3. Depression May Change the Prefrontal Cortex, Which Can Make It Harder to Pay Attention and Concentrate
“Executive functions, such as planning, decision-making, and problem-solving, can also be impaired by depression, leading to difficulties in daily life and work,” adds Nelson. “This is often due to dysfunction in the prefrontal cortex, a key brain region for executive functions.”
Changes to the prefrontal cortex may also affect mood, motivation, and attention among people with depression, according to a review published in CNS Neuroscience and Therapies.
According to the same review, prefrontal areas of the brain, such as the prefrontal cortex, experience significant decreases in thickness over time among people with depression.
When this happens, people with depression may experience executive dysfunction, meaning a person’s ability to manage their emotions, thoughts, and actions are disrupted. Executive dysfunction can also impact attention and concentration, says Jackson.
4. Depression’s Effects on the Prefrontal Cortex May Lead to Slower Processing Speed
Although the effects of depression on processing speed — “the speed at which you respond to questions, the speed at which you engage in conversation, the length of time it takes you to remember someone’s name,” Jackson explains — are not often talked about, these effects can have profound daily implications on someone’s life.

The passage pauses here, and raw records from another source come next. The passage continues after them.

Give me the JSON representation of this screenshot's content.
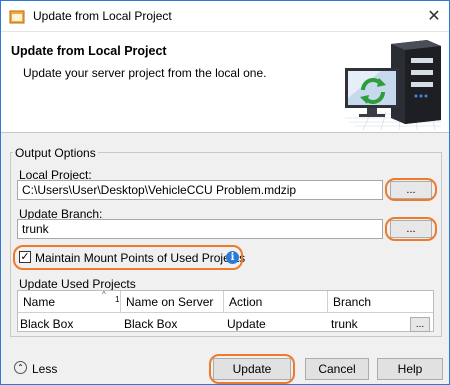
{
  "window": {
    "title": "Update from Local Project"
  },
  "header": {
    "title": "Update from Local Project",
    "description": "Update your server project from the local one."
  },
  "output_options": {
    "legend": "Output Options",
    "local_project_label": "Local Project:",
    "local_project_value": "C:\\Users\\User\\Desktop\\VehicleCCU Problem.mdzip",
    "update_branch_label": "Update Branch:",
    "update_branch_value": "trunk",
    "browse_label": "...",
    "maintain_mount_label": "Maintain Mount Points of Used Projects",
    "maintain_mount_checked": true,
    "update_used_projects_label": "Update Used Projects"
  },
  "table": {
    "columns": [
      "Name",
      "Name on Server",
      "Action",
      "Branch"
    ],
    "sort_indicator": "1",
    "rows": [
      {
        "name": "Black Box",
        "name_on_server": "Black Box",
        "action": "Update",
        "branch": "trunk",
        "more": "..."
      }
    ]
  },
  "footer": {
    "less_label": "Less",
    "update_button": "Update",
    "cancel_button": "Cancel",
    "help_button": "Help"
  },
  "colors": {
    "highlight": "#ee7a2e",
    "title_border": "#2b79d8",
    "info": "#2d7ad6"
  },
  "icons": [
    "app-icon",
    "close-icon",
    "server-sync-image",
    "checkbox-check-icon",
    "info-icon",
    "sort-ascending-icon",
    "less-chevron-up-icon"
  ]
}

In a study published in 2019 in Progress in Neuro-Psychopharmacology and Biological Psychiatry, researchers gave neuropsychological tests to 106 people with current major depression, 119 people with remitted major depression (meaning the symptoms have subsided), and 120 controls without major depression, in order to study how depression affects processing speed, as well as learning and memory.
The results showed that people with current major depression had slower processing speed compared with both people with remitted major depression and controls.

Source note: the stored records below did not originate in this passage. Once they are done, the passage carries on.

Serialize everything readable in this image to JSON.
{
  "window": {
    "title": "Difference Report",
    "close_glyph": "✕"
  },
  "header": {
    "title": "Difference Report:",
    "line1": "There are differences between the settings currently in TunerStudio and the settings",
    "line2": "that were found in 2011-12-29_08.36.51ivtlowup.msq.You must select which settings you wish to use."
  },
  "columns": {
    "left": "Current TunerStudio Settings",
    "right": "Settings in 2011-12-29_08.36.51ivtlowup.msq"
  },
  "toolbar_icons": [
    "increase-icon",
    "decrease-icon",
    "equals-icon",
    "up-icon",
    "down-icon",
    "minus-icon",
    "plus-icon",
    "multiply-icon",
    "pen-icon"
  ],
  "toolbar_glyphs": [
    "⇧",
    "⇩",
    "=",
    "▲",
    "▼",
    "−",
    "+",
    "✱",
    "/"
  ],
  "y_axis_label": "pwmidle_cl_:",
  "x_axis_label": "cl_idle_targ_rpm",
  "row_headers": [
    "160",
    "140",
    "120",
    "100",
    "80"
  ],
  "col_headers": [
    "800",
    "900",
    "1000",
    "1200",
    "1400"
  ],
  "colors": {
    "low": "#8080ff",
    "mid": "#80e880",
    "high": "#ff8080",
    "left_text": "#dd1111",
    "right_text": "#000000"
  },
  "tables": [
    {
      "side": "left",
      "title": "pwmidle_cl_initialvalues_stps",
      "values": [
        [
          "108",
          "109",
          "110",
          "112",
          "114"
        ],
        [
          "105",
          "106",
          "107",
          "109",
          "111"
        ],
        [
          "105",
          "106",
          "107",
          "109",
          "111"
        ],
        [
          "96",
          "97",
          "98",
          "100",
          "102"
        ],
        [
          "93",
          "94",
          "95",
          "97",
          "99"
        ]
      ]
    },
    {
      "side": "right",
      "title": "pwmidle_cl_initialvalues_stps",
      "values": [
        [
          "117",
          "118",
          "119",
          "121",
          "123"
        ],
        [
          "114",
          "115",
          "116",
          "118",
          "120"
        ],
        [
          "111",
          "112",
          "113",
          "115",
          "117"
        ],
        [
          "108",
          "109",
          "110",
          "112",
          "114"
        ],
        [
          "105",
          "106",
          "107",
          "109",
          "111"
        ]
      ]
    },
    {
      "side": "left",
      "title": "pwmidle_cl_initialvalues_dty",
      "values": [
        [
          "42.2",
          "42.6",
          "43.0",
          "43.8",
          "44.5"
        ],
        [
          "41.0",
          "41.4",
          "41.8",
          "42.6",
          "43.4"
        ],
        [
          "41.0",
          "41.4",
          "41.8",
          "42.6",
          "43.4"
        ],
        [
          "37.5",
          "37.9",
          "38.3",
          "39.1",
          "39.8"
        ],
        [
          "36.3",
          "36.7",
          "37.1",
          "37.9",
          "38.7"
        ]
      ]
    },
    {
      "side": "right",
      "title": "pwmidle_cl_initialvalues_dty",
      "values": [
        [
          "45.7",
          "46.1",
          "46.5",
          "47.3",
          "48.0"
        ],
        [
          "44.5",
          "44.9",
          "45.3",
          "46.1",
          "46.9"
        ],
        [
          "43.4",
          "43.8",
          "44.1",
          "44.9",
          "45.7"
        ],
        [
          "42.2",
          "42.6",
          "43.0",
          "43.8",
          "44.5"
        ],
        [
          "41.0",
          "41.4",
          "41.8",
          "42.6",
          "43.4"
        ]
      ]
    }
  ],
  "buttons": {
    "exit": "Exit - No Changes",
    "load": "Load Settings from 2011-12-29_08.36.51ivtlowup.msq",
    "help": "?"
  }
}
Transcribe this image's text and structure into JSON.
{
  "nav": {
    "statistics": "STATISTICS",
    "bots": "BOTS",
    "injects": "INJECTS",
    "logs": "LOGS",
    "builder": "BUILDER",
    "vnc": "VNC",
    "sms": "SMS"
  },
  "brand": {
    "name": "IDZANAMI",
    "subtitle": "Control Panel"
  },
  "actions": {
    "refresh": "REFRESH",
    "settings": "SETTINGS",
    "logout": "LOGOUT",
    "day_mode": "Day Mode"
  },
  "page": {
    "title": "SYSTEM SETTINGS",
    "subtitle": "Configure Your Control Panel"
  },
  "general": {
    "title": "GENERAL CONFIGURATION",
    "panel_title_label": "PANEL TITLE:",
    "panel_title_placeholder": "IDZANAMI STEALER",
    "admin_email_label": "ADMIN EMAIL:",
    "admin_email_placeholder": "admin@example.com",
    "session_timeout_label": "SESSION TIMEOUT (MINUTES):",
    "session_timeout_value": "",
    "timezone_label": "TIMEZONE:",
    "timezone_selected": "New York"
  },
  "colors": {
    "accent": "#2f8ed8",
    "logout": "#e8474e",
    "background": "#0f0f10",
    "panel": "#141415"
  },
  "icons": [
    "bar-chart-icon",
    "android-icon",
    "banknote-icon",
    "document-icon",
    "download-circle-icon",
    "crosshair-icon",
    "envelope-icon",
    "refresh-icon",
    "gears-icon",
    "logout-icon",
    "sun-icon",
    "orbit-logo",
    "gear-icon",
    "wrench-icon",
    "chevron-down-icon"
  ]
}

Among those who have processing speed, attention, and concentration difficulties, the prefrontal cortex tends to show reductions in overall activity as well as reductions in synchronization with other regions, which means different parts of the brain might not be working together as well on complex tasks, explains Nelson.
Are the Brain Health Effects of Depression Permanent?
Researchers don’t yet know for sure whether the effects of chronic depression on the brain are permanent. But seeking professional treatment for depression — or sticking to your treatment, if you’ve already gotten help — can not only help you feel better emotionally, but it can help improve your brain health and cognitive well-being, too.
“The good news is that treatment can make a significant difference,” says Nelson. “Therapy, especially cognitive behavioral therapy (CBT), helps individuals develop strategies to address rumination and negative thinking patterns.”
If you suspect you have depression, know that seeking treatment early on can help avoid some of the effects on brain health before they happen, says Jackson. The potential signs and symptoms of depression, according to the National Institute of Mental Health, include:
- A sad, anxious, or empty mood that won’t go away
- Feeling hopeless
- Feeling irritable, frustrated, or restless
- Losing interest in things you used to enjoy
- Isolating yourself from friends and family
- Having trouble sleeping or sleeping too much
- Eating a lot less or a lot more than usual, leading to unintentional weight gain or loss
- Having trouble remembering things, concentrating, or making decisions
- Feeling aches, pains, digestive issues, or headaches that don’t have another medical explanation
- Losing your desire for sex or intimacy
- Using alcohol or drugs more frequently
- Having suicidal thoughts or behaviors
If you or a loved one is considering suicide, dial 988 to reach the Suicide and Crisis Lifeline, which is available 24 hours a day, seven days a week.